■ **Work item**: Take the data below and repeat it exactly.

-- Opening Marker --

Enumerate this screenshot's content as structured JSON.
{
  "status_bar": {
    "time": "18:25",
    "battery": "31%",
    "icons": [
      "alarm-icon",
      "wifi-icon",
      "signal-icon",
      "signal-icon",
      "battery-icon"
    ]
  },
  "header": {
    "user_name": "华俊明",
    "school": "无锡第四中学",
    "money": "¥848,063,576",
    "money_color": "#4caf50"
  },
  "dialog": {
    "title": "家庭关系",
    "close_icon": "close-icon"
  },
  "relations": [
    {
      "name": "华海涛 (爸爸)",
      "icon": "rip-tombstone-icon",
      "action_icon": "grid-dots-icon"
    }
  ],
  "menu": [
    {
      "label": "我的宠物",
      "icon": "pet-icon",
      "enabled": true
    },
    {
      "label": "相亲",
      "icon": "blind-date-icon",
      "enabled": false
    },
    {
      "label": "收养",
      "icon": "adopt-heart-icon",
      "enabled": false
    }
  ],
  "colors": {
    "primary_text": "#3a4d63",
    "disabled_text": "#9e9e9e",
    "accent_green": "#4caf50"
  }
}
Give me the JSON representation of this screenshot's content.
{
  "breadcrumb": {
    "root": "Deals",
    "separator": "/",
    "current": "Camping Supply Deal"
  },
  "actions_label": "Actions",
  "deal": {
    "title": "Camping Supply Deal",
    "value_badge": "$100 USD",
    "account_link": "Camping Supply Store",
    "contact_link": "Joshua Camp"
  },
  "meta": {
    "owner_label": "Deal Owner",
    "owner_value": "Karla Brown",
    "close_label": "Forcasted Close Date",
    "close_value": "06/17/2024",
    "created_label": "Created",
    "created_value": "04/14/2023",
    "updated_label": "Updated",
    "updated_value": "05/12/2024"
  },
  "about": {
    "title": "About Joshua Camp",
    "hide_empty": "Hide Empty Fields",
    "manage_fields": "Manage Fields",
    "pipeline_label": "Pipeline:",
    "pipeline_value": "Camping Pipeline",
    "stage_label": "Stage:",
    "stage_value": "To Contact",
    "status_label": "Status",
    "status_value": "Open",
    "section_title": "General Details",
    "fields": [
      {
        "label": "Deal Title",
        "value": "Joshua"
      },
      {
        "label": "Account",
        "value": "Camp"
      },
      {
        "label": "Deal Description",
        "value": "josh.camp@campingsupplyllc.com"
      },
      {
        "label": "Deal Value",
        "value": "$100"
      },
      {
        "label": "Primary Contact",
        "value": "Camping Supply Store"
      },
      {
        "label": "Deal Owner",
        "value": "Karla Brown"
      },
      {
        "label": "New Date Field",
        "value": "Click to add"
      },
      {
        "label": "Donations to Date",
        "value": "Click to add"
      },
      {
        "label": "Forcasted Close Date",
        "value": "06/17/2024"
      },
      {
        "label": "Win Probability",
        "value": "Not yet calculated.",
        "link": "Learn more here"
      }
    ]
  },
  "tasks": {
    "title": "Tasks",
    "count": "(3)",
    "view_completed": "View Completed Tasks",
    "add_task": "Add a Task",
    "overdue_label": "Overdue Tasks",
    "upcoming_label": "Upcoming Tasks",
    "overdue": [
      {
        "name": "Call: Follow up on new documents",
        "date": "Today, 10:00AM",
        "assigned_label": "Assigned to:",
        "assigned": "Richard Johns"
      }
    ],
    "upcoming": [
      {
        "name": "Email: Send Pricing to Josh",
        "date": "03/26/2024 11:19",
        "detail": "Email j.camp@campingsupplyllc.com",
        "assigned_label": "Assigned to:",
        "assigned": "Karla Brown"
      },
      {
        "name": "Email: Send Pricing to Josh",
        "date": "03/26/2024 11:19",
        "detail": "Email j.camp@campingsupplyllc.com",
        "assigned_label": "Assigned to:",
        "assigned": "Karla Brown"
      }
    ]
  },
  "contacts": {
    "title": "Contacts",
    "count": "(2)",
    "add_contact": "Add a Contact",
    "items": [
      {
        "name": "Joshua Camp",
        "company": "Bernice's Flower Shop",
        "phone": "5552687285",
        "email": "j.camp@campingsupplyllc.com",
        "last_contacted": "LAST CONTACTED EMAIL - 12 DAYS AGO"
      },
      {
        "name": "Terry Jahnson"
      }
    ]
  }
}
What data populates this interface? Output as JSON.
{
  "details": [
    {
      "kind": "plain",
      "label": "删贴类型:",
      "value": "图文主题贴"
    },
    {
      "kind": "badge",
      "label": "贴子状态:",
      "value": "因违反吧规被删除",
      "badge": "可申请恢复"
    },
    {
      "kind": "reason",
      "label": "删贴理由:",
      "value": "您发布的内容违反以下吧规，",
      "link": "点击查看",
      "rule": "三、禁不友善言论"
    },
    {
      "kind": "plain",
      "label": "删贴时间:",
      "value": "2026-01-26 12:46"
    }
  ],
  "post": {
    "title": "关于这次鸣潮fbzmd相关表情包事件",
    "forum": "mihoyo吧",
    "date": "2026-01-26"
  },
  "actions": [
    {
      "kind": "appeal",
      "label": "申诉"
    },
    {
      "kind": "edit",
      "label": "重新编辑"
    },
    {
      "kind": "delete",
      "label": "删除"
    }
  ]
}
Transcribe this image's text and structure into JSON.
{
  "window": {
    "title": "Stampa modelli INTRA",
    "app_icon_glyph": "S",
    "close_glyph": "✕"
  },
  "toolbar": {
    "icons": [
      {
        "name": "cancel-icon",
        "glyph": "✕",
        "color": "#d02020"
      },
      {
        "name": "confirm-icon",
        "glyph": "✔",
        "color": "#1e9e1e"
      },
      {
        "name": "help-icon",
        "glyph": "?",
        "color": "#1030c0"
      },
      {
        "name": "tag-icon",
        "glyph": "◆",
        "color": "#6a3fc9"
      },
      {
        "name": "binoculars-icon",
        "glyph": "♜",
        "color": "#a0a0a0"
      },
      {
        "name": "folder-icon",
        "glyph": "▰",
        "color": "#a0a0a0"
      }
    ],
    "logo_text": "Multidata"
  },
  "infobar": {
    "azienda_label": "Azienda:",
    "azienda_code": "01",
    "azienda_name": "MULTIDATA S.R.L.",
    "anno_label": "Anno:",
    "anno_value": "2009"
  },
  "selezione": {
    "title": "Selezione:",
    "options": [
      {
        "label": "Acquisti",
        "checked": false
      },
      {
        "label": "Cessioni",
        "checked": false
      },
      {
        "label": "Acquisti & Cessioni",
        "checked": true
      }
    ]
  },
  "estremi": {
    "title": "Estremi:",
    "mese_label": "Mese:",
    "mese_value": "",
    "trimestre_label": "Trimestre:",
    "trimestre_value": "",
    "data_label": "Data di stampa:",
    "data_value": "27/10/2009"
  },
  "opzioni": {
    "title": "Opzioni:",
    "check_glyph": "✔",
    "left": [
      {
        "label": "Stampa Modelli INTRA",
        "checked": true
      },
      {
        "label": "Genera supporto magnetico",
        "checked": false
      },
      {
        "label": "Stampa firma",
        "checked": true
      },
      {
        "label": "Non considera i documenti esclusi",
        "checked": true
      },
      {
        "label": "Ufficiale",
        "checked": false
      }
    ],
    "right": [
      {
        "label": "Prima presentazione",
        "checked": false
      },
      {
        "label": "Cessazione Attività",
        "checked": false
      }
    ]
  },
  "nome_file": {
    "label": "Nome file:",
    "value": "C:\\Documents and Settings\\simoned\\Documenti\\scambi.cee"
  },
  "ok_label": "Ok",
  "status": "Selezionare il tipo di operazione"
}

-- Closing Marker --

■ **Expected output**:
Enumerate this screenshot's content as structured JSON.
{
  "status_bar": {
    "time": "18:25",
    "battery": "31%",
    "icons": [
      "alarm-icon",
      "wifi-icon",
      "signal-icon",
      "signal-icon",
      "battery-icon"
    ]
  },
  "header": {
    "user_name": "华俊明",
    "school": "无锡第四中学",
    "money": "¥848,063,576",
    "money_color": "#4caf50"
  },
  "dialog": {
    "title": "家庭关系",
    "close_icon": "close-icon"
  },
  "relations": [
    {
      "name": "华海涛 (爸爸)",
      "icon": "rip-tombstone-icon",
      "action_icon": "grid-dots-icon"
    }
  ],
  "menu": [
    {
      "label": "我的宠物",
      "icon": "pet-icon",
      "enabled": true
    },
    {
      "label": "相亲",
      "icon": "blind-date-icon",
      "enabled": false
    },
    {
      "label": "收养",
      "icon": "adopt-heart-icon",
      "enabled": false
    }
  ],
  "colors": {
    "primary_text": "#3a4d63",
    "disabled_text": "#9e9e9e",
    "accent_green": "#4caf50"
  }
}
Give me the JSON representation of this screenshot's content.
{
  "breadcrumb": {
    "root": "Deals",
    "separator": "/",
    "current": "Camping Supply Deal"
  },
  "actions_label": "Actions",
  "deal": {
    "title": "Camping Supply Deal",
    "value_badge": "$100 USD",
    "account_link": "Camping Supply Store",
    "contact_link": "Joshua Camp"
  },
  "meta": {
    "owner_label": "Deal Owner",
    "owner_value": "Karla Brown",
    "close_label": "Forcasted Close Date",
    "close_value": "06/17/2024",
    "created_label": "Created",
    "created_value": "04/14/2023",
    "updated_label": "Updated",
    "updated_value": "05/12/2024"
  },
  "about": {
    "title": "About Joshua Camp",
    "hide_empty": "Hide Empty Fields",
    "manage_fields": "Manage Fields",
    "pipeline_label": "Pipeline:",
    "pipeline_value": "Camping Pipeline",
    "stage_label": "Stage:",
    "stage_value": "To Contact",
    "status_label": "Status",
    "status_value": "Open",
    "section_title": "General Details",
    "fields": [
      {
        "label": "Deal Title",
        "value": "Joshua"
      },
      {
        "label": "Account",
        "value": "Camp"
      },
      {
        "label": "Deal Description",
        "value": "josh.camp@campingsupplyllc.com"
      },
      {
        "label": "Deal Value",
        "value": "$100"
      },
      {
        "label": "Primary Contact",
        "value": "Camping Supply Store"
      },
      {
        "label": "Deal Owner",
        "value": "Karla Brown"
      },
      {
        "label": "New Date Field",
        "value": "Click to add"
      },
      {
        "label": "Donations to Date",
        "value": "Click to add"
      },
      {
        "label": "Forcasted Close Date",
        "value": "06/17/2024"
      },
      {
        "label": "Win Probability",
        "value": "Not yet calculated.",
        "link": "Learn more here"
      }
    ]
  },
  "tasks": {
    "title": "Tasks",
    "count": "(3)",
    "view_completed": "View Completed Tasks",
    "add_task": "Add a Task",
    "overdue_label": "Overdue Tasks",
    "upcoming_label": "Upcoming Tasks",
    "overdue": [
      {
        "name": "Call: Follow up on new documents",
        "date": "Today, 10:00AM",
        "assigned_label": "Assigned to:",
        "assigned": "Richard Johns"
      }
    ],
    "upcoming": [
      {
        "name": "Email: Send Pricing to Josh",
        "date": "03/26/2024 11:19",
        "detail": "Email j.camp@campingsupplyllc.com",
        "assigned_label": "Assigned to:",
        "assigned": "Karla Brown"
      },
      {
        "name": "Email: Send Pricing to Josh",
        "date": "03/26/2024 11:19",
        "detail": "Email j.camp@campingsupplyllc.com",
        "assigned_label": "Assigned to:",
        "assigned": "Karla Brown"
      }
    ]
  },
  "contacts": {
    "title": "Contacts",
    "count": "(2)",
    "add_contact": "Add a Contact",
    "items": [
      {
        "name": "Joshua Camp",
        "company": "Bernice's Flower Shop",
        "phone": "5552687285",
        "email": "j.camp@campingsupplyllc.com",
        "last_contacted": "LAST CONTACTED EMAIL - 12 DAYS AGO"
      },
      {
        "name": "Terry Jahnson"
      }
    ]
  }
}
What data populates this interface? Output as JSON.
{
  "details": [
    {
      "kind": "plain",
      "label": "删贴类型:",
      "value": "图文主题贴"
    },
    {
      "kind": "badge",
      "label": "贴子状态:",
      "value": "因违反吧规被删除",
      "badge": "可申请恢复"
    },
    {
      "kind": "reason",
      "label": "删贴理由:",
      "value": "您发布的内容违反以下吧规，",
      "link": "点击查看",
      "rule": "三、禁不友善言论"
    },
    {
      "kind": "plain",
      "label": "删贴时间:",
      "value": "2026-01-26 12:46"
    }
  ],
  "post": {
    "title": "关于这次鸣潮fbzmd相关表情包事件",
    "forum": "mihoyo吧",
    "date": "2026-01-26"
  },
  "actions": [
    {
      "kind": "appeal",
      "label": "申诉"
    },
    {
      "kind": "edit",
      "label": "重新编辑"
    },
    {
      "kind": "delete",
      "label": "删除"
    }
  ]
}
Transcribe this image's text and structure into JSON.
{
  "window": {
    "title": "Stampa modelli INTRA",
    "app_icon_glyph": "S",
    "close_glyph": "✕"
  },
  "toolbar": {
    "icons": [
      {
        "name": "cancel-icon",
        "glyph": "✕",
        "color": "#d02020"
      },
      {
        "name": "confirm-icon",
        "glyph": "✔",
        "color": "#1e9e1e"
      },
      {
        "name": "help-icon",
        "glyph": "?",
        "color": "#1030c0"
      },
      {
        "name": "tag-icon",
        "glyph": "◆",
        "color": "#6a3fc9"
      },
      {
        "name": "binoculars-icon",
        "glyph": "♜",
        "color": "#a0a0a0"
      },
      {
        "name": "folder-icon",
        "glyph": "▰",
        "color": "#a0a0a0"
      }
    ],
    "logo_text": "Multidata"
  },
  "infobar": {
    "azienda_label": "Azienda:",
    "azienda_code": "01",
    "azienda_name": "MULTIDATA S.R.L.",
    "anno_label": "Anno:",
    "anno_value": "2009"
  },
  "selezione": {
    "title": "Selezione:",
    "options": [
      {
        "label": "Acquisti",
        "checked": false
      },
      {
        "label": "Cessioni",
        "checked": false
      },
      {
        "label": "Acquisti & Cessioni",
        "checked": true
      }
    ]
  },
  "estremi": {
    "title": "Estremi:",
    "mese_label": "Mese:",
    "mese_value": "",
    "trimestre_label": "Trimestre:",
    "trimestre_value": "",
    "data_label": "Data di stampa:",
    "data_value": "27/10/2009"
  },
  "opzioni": {
    "title": "Opzioni:",
    "check_glyph": "✔",
    "left": [
      {
        "label": "Stampa Modelli INTRA",
        "checked": true
      },
      {
        "label": "Genera supporto magnetico",
        "checked": false
      },
      {
        "label": "Stampa firma",
        "checked": true
      },
      {
        "label": "Non considera i documenti esclusi",
        "checked": true
      },
      {
        "label": "Ufficiale",
        "checked": false
      }
    ],
    "right": [
      {
        "label": "Prima presentazione",
        "checked": false
      },
      {
        "label": "Cessazione Attività",
        "checked": false
      }
    ]
  },
  "nome_file": {
    "label": "Nome file:",
    "value": "C:\\Documents and Settings\\simoned\\Documenti\\scambi.cee"
  },
  "ok_label": "Ok",
  "status": "Selezionare il tipo di operazione"
}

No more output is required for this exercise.